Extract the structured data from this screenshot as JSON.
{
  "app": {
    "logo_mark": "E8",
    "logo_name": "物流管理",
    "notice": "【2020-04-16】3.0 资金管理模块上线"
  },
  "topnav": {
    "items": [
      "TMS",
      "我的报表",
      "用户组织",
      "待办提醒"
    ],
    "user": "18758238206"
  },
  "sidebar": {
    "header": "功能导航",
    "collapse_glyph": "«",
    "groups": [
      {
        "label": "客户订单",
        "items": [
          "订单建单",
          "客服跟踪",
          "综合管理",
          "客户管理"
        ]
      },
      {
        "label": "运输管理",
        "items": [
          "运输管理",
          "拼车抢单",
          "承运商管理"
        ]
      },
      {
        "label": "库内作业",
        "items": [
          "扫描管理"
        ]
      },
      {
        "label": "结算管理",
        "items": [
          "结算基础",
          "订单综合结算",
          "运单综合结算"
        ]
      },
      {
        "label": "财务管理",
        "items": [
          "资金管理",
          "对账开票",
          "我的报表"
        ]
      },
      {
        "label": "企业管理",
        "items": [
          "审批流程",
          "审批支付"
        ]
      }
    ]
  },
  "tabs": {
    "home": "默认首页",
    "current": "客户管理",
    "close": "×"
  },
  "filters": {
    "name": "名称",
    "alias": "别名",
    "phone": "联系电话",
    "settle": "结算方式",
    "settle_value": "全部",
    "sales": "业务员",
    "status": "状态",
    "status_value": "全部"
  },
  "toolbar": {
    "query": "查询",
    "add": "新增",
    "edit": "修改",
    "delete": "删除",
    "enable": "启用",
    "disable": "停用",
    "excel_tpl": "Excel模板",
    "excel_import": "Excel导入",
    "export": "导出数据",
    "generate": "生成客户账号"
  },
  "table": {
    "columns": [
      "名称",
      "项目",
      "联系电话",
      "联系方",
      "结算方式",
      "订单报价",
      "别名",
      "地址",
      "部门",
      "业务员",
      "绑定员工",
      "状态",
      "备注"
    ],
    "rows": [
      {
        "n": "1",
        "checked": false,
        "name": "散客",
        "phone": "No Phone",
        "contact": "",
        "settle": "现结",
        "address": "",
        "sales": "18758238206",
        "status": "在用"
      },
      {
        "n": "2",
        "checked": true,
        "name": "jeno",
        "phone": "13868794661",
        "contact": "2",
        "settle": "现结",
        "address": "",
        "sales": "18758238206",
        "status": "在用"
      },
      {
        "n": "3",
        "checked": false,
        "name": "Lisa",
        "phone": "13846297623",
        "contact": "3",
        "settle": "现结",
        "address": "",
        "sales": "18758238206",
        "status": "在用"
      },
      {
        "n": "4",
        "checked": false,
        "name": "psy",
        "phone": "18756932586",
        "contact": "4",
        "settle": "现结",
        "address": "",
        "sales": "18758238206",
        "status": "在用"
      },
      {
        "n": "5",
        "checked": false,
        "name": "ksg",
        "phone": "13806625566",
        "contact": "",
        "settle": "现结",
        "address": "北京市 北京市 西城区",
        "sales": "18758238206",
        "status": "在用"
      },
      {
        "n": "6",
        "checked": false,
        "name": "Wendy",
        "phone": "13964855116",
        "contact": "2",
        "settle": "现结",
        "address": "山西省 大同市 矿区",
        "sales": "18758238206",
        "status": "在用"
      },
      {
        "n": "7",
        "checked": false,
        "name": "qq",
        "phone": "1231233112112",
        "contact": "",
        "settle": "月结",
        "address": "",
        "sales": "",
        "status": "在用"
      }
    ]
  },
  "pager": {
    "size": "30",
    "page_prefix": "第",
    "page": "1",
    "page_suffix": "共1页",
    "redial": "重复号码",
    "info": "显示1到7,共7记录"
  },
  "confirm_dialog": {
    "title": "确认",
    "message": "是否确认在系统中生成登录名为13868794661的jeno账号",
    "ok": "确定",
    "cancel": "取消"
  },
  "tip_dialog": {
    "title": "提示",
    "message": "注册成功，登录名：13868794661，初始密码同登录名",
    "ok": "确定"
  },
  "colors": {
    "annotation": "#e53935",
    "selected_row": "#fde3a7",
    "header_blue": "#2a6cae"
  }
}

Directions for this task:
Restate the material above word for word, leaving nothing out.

Problem solution:
Extract the structured data from this screenshot as JSON.
{
  "app": {
    "logo_mark": "E8",
    "logo_name": "物流管理",
    "notice": "【2020-04-16】3.0 资金管理模块上线"
  },
  "topnav": {
    "items": [
      "TMS",
      "我的报表",
      "用户组织",
      "待办提醒"
    ],
    "user": "18758238206"
  },
  "sidebar": {
    "header": "功能导航",
    "collapse_glyph": "«",
    "groups": [
      {
        "label": "客户订单",
        "items": [
          "订单建单",
          "客服跟踪",
          "综合管理",
          "客户管理"
        ]
      },
      {
        "label": "运输管理",
        "items": [
          "运输管理",
          "拼车抢单",
          "承运商管理"
        ]
      },
      {
        "label": "库内作业",
        "items": [
          "扫描管理"
        ]
      },
      {
        "label": "结算管理",
        "items": [
          "结算基础",
          "订单综合结算",
          "运单综合结算"
        ]
      },
      {
        "label": "财务管理",
        "items": [
          "资金管理",
          "对账开票",
          "我的报表"
        ]
      },
      {
        "label": "企业管理",
        "items": [
          "审批流程",
          "审批支付"
        ]
      }
    ]
  },
  "tabs": {
    "home": "默认首页",
    "current": "客户管理",
    "close": "×"
  },
  "filters": {
    "name": "名称",
    "alias": "别名",
    "phone": "联系电话",
    "settle": "结算方式",
    "settle_value": "全部",
    "sales": "业务员",
    "status": "状态",
    "status_value": "全部"
  },
  "toolbar": {
    "query": "查询",
    "add": "新增",
    "edit": "修改",
    "delete": "删除",
    "enable": "启用",
    "disable": "停用",
    "excel_tpl": "Excel模板",
    "excel_import": "Excel导入",
    "export": "导出数据",
    "generate": "生成客户账号"
  },
  "table": {
    "columns": [
      "名称",
      "项目",
      "联系电话",
      "联系方",
      "结算方式",
      "订单报价",
      "别名",
      "地址",
      "部门",
      "业务员",
      "绑定员工",
      "状态",
      "备注"
    ],
    "rows": [
      {
        "n": "1",
        "checked": false,
        "name": "散客",
        "phone": "No Phone",
        "contact": "",
        "settle": "现结",
        "address": "",
        "sales": "18758238206",
        "status": "在用"
      },
      {
        "n": "2",
        "checked": true,
        "name": "jeno",
        "phone": "13868794661",
        "contact": "2",
        "settle": "现结",
        "address": "",
        "sales": "18758238206",
        "status": "在用"
      },
      {
        "n": "3",
        "checked": false,
        "name": "Lisa",
        "phone": "13846297623",
        "contact": "3",
        "settle": "现结",
        "address": "",
        "sales": "18758238206",
        "status": "在用"
      },
      {
        "n": "4",
        "checked": false,
        "name": "psy",
        "phone": "18756932586",
        "contact": "4",
        "settle": "现结",
        "address": "",
        "sales": "18758238206",
        "status": "在用"
      },
      {
        "n": "5",
        "checked": false,
        "name": "ksg",
        "phone": "13806625566",
        "contact": "",
        "settle": "现结",
        "address": "北京市 北京市 西城区",
        "sales": "18758238206",
        "status": "在用"
      },
      {
        "n": "6",
        "checked": false,
        "name": "Wendy",
        "phone": "13964855116",
        "contact": "2",
        "settle": "现结",
        "address": "山西省 大同市 矿区",
        "sales": "18758238206",
        "status": "在用"
      },
      {
        "n": "7",
        "checked": false,
        "name": "qq",
        "phone": "1231233112112",
        "contact": "",
        "settle": "月结",
        "address": "",
        "sales": "",
        "status": "在用"
      }
    ]
  },
  "pager": {
    "size": "30",
    "page_prefix": "第",
    "page": "1",
    "page_suffix": "共1页",
    "redial": "重复号码",
    "info": "显示1到7,共7记录"
  },
  "confirm_dialog": {
    "title": "确认",
    "message": "是否确认在系统中生成登录名为13868794661的jeno账号",
    "ok": "确定",
    "cancel": "取消"
  },
  "tip_dialog": {
    "title": "提示",
    "message": "注册成功，登录名：13868794661，初始密码同登录名",
    "ok": "确定"
  },
  "colors": {
    "annotation": "#e53935",
    "selected_row": "#fde3a7",
    "header_blue": "#2a6cae"
  }
}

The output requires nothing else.